I wanted to respond to your item today about Bill James. I know you or the letter you quoted doesn't refer to me by name, but I thought for clarity's sake, writing might do some good.

First, I am not a Bill James hater, or a basher, or a person who has any real philosophy about his value. I wrote critically last week of him not because of his theories, or his intellect, but of his lack of tact. There is a big difference there.

James, this season, has been on a real and noticeable campaign to draw attention to himself and by doing so is fair game to be scrutinized. Just like everyone else. His joint-book tour with Michael Lewis, I thought, was inappropriate, as is the Red Sox decision to let Lewis throw out the first pitch this Friday against the Yankees.

What I don't understand about him is why he _ and the writer of the letter in today's article _ needs to attack the intelligence level of people who disagree with him. Why is his word unassailable? Why can he call Don Zimmer a "Neanderthal" but cannot be questioned himself? This, I don't understand.

The comment that people who cover sports "aren't very bright" offers the kind of "axe-grinding" James-bashers are supposed to be guilty of. I never said I was smart, or played baseball at a high-level, but neither has Bill James.

Why is a person who is skillful at analyzing data untouchable in evaluating the full scope of a baseball player, the heart, the preparation, the desire, the mentality? Like virtually everything else, James offers a valuable perspective that should be respected. but he can be disagreed with, can't he? To say that clutch hitting, as James and Billy Beane do, is merely luck, is nonsense. Does that make me an idiotic James basher who simply is too unevolved to know better?

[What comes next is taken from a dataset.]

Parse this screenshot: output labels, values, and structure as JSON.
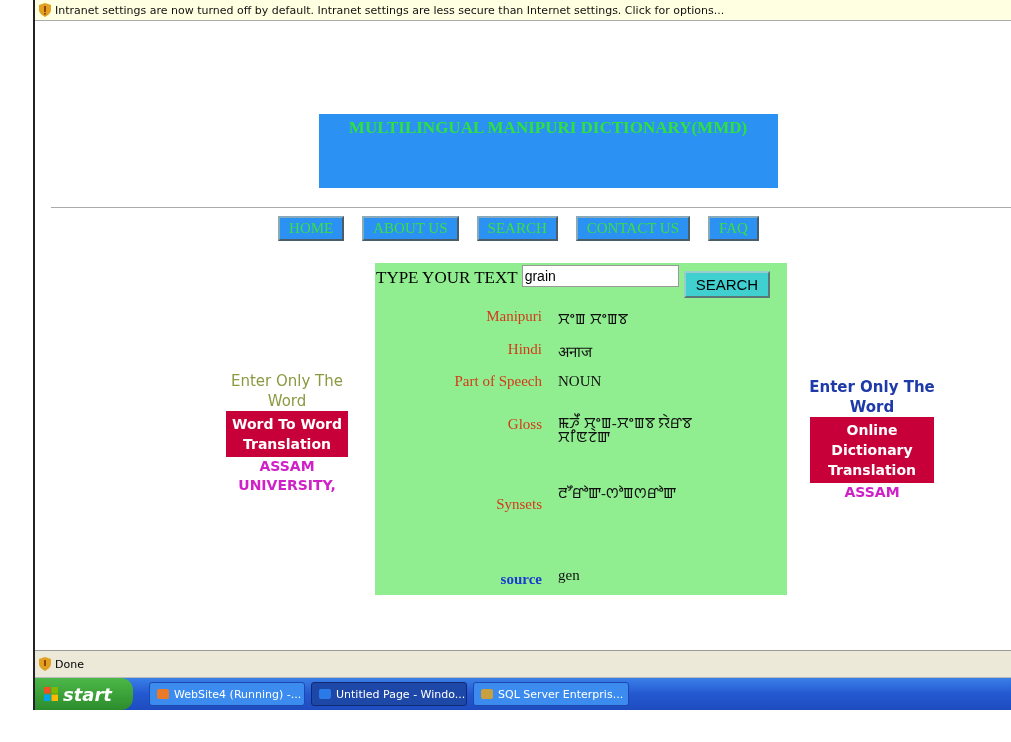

No matter how you choose to interpret it, the CBC, as applied by the Red Sox this season, was a failure. Does this mean James is a failure? No. Does it mean we can all gloat about it? No. Does it mean that with better pitchers, it will still fail? No. But it does mean that during the winter and at the beginning of spring training, he and Theo Epstein not only promulgated an idea, but did so with an intellectual smarminess that offended many people in the game. That's a fact.

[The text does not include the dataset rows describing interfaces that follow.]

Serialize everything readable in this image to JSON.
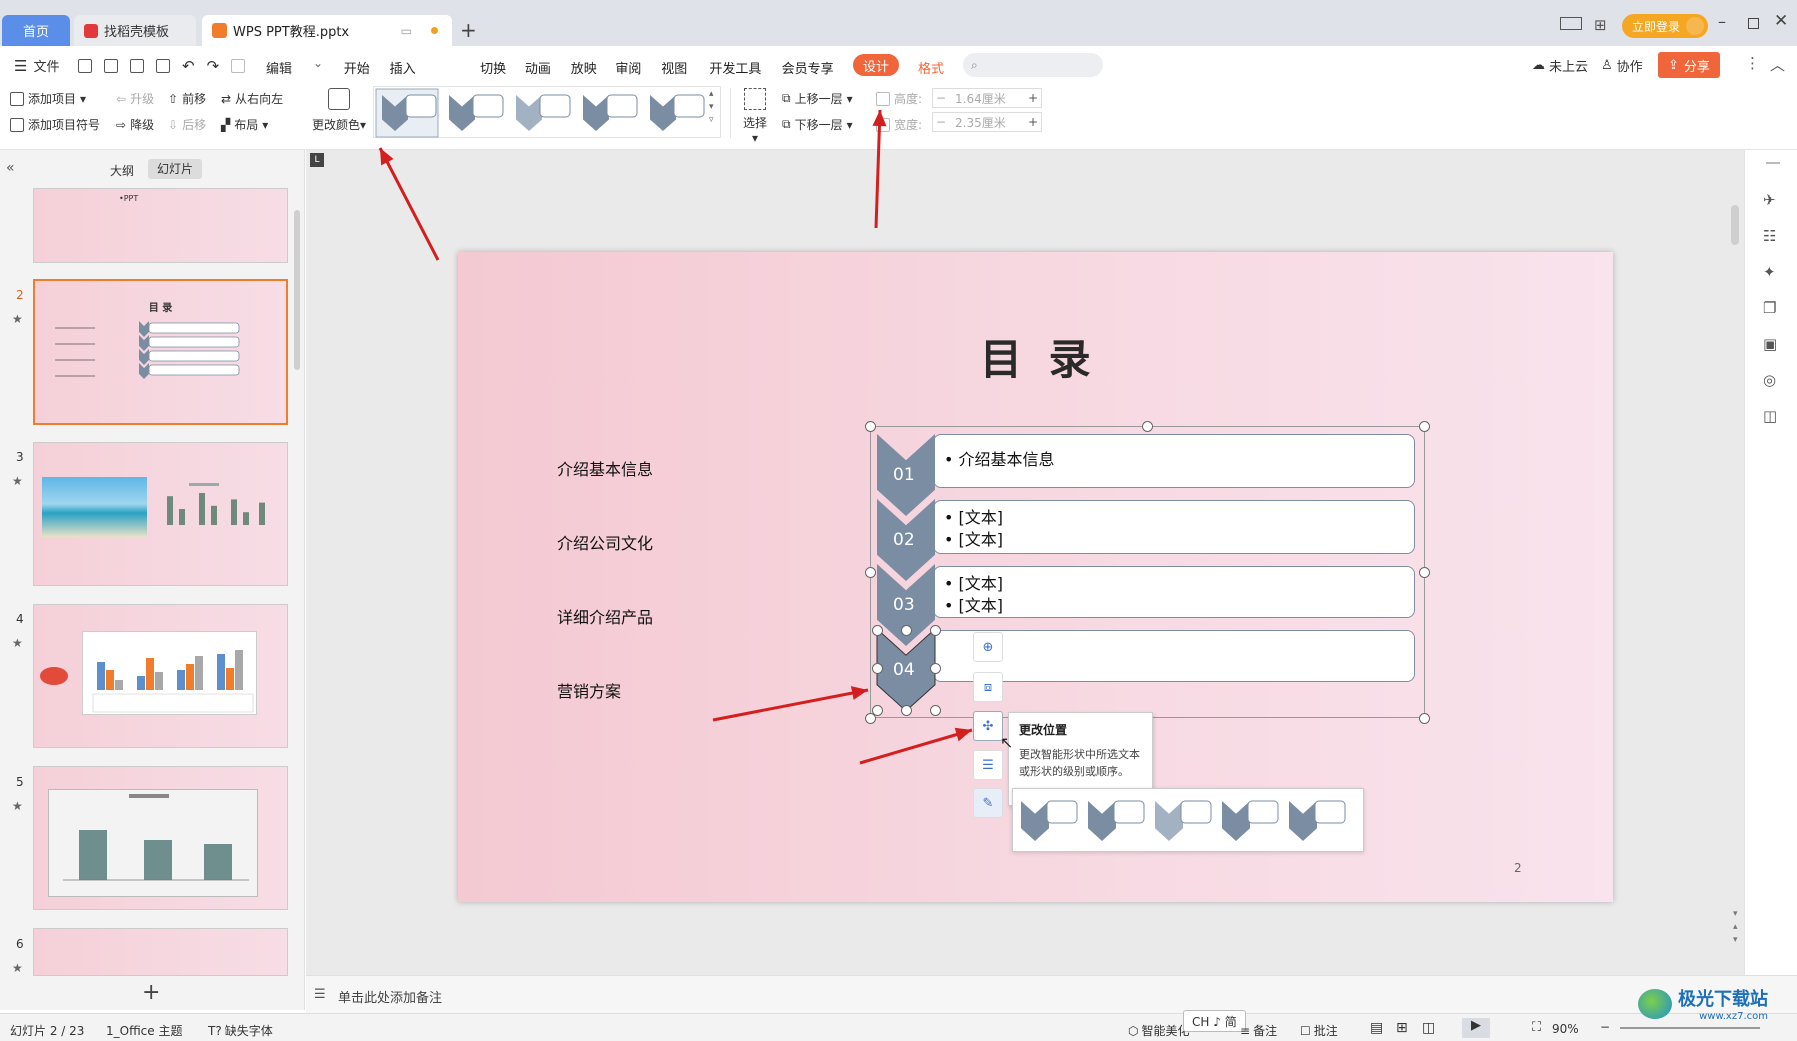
{
  "titlebar": {
    "home_tab": "首页",
    "template_tab": "找稻壳模板",
    "doc_tab": "WPS PPT教程.pptx",
    "new_tab": "+",
    "login_button": "立即登录"
  },
  "menubar": {
    "file": "文件",
    "edit": "编辑",
    "items": [
      "开始",
      "插入",
      "设计",
      "切换",
      "动画",
      "放映",
      "审阅",
      "视图",
      "开发工具",
      "会员专享"
    ],
    "design_active": "设计",
    "format": "格式",
    "search_placeholder": "",
    "cloud": "未上云",
    "collab": "协作",
    "share": "分享"
  },
  "toolbar": {
    "add_item": "添加项目",
    "add_bullet": "添加项目符号",
    "promote": "升级",
    "demote": "降级",
    "move_forward": "前移",
    "move_back": "后移",
    "rtl": "从右向左",
    "layout": "布局",
    "change_color": "更改颜色",
    "select": "选择",
    "bring_forward": "上移一层",
    "send_backward": "下移一层",
    "height_label": "高度:",
    "height_value": "1.64厘米",
    "width_label": "宽度:",
    "width_value": "2.35厘米"
  },
  "leftpane": {
    "outline_tab": "大纲",
    "slides_tab": "幻灯片",
    "thumb1_text": "•PPT",
    "thumb2_title": "目 录",
    "thumb_nums": [
      "2",
      "3",
      "4",
      "5",
      "6"
    ],
    "add_slide": "+"
  },
  "slide": {
    "title": "目 录",
    "left_items": [
      "介绍基本信息",
      "介绍公司文化",
      "详细介绍产品",
      "营销方案"
    ],
    "numbers": [
      "01",
      "02",
      "03",
      "04"
    ],
    "box1": [
      "• 介绍基本信息"
    ],
    "box2": [
      "• [文本]",
      "• [文本]"
    ],
    "box3": [
      "• [文本]",
      "• [文本]"
    ],
    "box4": [],
    "page_number": "2"
  },
  "tooltip": {
    "title": "更改位置",
    "body": "更改智能形状中所选文本或形状的级别或顺序。"
  },
  "notes": {
    "placeholder": "单击此处添加备注"
  },
  "status": {
    "slide_info": "幻灯片 2 / 23",
    "theme": "1_Office 主题",
    "missing_font": "缺失字体",
    "smart": "智能美化",
    "ime": "CH ♪ 简",
    "notes": "备注",
    "comments": "批注",
    "zoom": "90%"
  },
  "watermark": {
    "text": "极光下载站",
    "url": "www.xz7.com"
  },
  "colors": {
    "accent": "#f0653a",
    "chevron": "#7a8da3",
    "slide_pink": "#f4c9d2",
    "arrow_red": "#d41f1f"
  }
}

We all have our axes to grind, no question about that. James does, too, especially (and sometimes rightfully) at the Lords of Baseball for how they treated him over the years. But I think it is quite simplistic to take issue with James critics as knuckle-dragging morons. That sounds more like how James himself would consider any one who differs from he in opinion.

Fair enough. I suggested to Mr. Bryant that perhaps the average fan or reader might not be aware of the things that he describes here. They just read James’ book, and then read unflattering things about him in their local newspaper. They’re not sure of the reasons why, and thus conclude that the writers must be threatened and scared by James’ intellect. (Which still might be a factor in the whole equation.) Bryant then told me to feel free to put his thoughts on-the-record.

Couple other things. Remember the big stink Gordon Edes made about the Red Sox lack of African-American players? The Toronto Blue Jays have been fighting similar accusations. Boston media pal J.P. Ricciardi has been under a small spotlight in this area. Bob Elliot reports on the story. One paragraph:

This spring a scout cracked "so how are things covering the Boston Celtics?" The implication was that new Jays general manager J.P. Ricciardi, highly unpopular in the scouting fraternity after firing so many scouts in 2002, was making the Jays like the Celtics, who concentrated on white players.

The issue, similar to the Red Sox this spring, appears to have no real legs, though I wonder if the recent Stewart for Kielty trade raised any eyebrows. (Thanks to Ryan Baker for the article.)

Jeff Merron of ESPN Page2 grades Fenway Park.